**Work request:**
Would you copy all lines in the data that contain the word "this"?

--- START ---

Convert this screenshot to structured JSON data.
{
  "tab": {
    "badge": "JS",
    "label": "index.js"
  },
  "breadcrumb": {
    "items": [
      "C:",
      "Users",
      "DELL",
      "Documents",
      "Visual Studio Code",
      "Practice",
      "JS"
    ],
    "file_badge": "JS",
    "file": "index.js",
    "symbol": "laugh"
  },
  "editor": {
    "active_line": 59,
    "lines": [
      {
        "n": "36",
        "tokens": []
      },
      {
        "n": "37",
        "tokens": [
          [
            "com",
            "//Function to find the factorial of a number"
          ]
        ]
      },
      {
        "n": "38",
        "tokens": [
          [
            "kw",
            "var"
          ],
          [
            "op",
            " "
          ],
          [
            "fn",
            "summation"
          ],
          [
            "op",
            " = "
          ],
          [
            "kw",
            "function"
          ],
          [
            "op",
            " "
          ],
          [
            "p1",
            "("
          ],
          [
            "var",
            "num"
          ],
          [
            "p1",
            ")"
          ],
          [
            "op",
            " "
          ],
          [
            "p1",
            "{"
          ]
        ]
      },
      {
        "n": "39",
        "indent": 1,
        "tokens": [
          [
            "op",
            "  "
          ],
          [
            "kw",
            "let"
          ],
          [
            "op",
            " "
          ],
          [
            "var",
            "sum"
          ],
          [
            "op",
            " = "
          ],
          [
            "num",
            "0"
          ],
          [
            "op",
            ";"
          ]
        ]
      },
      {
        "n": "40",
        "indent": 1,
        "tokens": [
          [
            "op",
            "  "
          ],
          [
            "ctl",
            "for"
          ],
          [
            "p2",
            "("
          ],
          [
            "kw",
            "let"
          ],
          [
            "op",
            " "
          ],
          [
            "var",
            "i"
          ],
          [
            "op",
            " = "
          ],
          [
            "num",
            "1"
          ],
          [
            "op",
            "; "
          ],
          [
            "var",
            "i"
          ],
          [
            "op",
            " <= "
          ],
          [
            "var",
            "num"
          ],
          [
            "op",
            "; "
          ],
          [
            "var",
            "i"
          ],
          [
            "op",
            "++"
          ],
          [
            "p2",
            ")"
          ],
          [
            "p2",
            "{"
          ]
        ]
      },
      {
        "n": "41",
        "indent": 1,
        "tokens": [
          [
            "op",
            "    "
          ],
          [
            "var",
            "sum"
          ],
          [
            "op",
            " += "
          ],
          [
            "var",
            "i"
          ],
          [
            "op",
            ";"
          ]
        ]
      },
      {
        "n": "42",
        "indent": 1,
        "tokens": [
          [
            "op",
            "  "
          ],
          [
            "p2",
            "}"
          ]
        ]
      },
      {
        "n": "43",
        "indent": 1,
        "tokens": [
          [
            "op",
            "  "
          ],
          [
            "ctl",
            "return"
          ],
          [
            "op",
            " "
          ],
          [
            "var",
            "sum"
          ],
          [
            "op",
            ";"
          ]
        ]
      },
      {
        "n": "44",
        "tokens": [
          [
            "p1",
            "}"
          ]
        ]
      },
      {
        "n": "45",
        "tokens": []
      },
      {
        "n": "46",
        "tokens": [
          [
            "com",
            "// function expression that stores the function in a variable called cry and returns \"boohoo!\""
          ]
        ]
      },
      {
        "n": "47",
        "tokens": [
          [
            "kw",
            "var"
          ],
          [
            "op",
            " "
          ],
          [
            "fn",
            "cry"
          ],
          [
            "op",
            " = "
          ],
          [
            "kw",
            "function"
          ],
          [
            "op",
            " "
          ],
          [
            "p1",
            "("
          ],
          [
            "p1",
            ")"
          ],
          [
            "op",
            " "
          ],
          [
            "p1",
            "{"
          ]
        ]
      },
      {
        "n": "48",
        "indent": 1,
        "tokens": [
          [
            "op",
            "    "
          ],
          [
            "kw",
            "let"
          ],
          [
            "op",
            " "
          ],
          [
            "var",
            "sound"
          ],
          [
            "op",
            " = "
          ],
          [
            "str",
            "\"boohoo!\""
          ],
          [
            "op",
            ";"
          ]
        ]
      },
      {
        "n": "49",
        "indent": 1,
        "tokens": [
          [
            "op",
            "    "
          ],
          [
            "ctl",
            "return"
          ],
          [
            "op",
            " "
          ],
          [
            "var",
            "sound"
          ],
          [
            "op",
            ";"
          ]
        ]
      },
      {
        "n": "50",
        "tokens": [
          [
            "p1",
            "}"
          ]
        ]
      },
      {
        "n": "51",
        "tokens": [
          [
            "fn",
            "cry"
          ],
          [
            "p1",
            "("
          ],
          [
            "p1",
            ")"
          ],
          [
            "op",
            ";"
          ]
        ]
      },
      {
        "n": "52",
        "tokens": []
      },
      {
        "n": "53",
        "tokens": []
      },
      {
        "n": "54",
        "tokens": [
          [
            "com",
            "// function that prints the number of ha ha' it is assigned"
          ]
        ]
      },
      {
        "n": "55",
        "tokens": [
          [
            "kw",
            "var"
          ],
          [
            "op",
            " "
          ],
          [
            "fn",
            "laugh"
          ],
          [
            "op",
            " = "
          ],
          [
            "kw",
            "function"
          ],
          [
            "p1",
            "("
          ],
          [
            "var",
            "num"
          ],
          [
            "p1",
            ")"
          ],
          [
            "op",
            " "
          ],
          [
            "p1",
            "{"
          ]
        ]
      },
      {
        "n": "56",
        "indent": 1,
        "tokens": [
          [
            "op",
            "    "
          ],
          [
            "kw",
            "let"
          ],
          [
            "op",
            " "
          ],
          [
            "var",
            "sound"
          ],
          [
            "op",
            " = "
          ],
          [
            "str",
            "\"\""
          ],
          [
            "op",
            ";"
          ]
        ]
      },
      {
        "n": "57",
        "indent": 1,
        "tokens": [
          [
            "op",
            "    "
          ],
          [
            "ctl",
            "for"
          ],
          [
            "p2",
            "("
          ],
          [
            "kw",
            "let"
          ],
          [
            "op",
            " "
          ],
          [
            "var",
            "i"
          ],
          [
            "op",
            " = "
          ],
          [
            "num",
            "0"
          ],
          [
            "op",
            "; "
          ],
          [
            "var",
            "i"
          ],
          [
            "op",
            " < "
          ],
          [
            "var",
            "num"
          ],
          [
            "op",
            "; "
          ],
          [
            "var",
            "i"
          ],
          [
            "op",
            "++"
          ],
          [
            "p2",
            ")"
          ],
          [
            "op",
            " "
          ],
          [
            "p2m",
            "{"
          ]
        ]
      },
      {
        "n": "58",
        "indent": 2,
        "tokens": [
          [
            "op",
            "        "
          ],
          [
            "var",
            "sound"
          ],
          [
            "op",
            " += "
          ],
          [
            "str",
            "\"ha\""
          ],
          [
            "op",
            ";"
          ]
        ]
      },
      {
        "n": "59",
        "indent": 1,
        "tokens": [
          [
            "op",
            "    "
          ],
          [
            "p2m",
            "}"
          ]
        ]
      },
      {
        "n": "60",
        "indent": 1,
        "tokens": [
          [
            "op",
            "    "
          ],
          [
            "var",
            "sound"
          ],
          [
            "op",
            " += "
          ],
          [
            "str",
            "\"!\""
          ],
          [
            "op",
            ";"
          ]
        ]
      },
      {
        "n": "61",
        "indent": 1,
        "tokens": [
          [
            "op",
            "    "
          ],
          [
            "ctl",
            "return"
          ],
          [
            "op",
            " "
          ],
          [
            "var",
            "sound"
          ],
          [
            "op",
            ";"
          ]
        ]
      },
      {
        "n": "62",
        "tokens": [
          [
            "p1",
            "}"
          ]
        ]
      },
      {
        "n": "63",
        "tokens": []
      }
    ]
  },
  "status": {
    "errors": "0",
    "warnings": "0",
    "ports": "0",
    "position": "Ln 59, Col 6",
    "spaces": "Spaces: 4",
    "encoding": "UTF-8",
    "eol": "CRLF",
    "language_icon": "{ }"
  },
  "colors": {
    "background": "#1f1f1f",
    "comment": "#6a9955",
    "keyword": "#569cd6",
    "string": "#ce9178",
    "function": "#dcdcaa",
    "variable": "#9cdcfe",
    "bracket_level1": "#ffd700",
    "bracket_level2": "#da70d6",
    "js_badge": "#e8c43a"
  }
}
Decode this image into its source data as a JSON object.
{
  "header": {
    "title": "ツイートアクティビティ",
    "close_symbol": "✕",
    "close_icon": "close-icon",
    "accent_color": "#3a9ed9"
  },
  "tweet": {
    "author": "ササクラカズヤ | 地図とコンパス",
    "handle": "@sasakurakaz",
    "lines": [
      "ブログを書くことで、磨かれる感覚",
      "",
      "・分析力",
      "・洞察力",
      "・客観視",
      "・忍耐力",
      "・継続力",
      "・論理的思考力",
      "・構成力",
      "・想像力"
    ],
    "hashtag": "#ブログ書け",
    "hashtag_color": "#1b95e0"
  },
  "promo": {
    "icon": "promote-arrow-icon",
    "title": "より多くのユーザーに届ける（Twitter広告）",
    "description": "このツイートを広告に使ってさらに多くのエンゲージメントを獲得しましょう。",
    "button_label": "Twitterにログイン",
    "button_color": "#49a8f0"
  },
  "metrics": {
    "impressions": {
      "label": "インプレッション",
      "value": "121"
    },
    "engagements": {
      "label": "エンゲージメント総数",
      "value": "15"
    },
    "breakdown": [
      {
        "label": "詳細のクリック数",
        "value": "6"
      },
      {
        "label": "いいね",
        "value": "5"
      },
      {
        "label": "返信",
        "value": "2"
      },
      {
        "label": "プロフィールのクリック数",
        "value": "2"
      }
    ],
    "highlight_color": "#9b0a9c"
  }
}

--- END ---

**Answer:**
Convert this screenshot to structured JSON data.
Decode this image into its source data as a JSON object.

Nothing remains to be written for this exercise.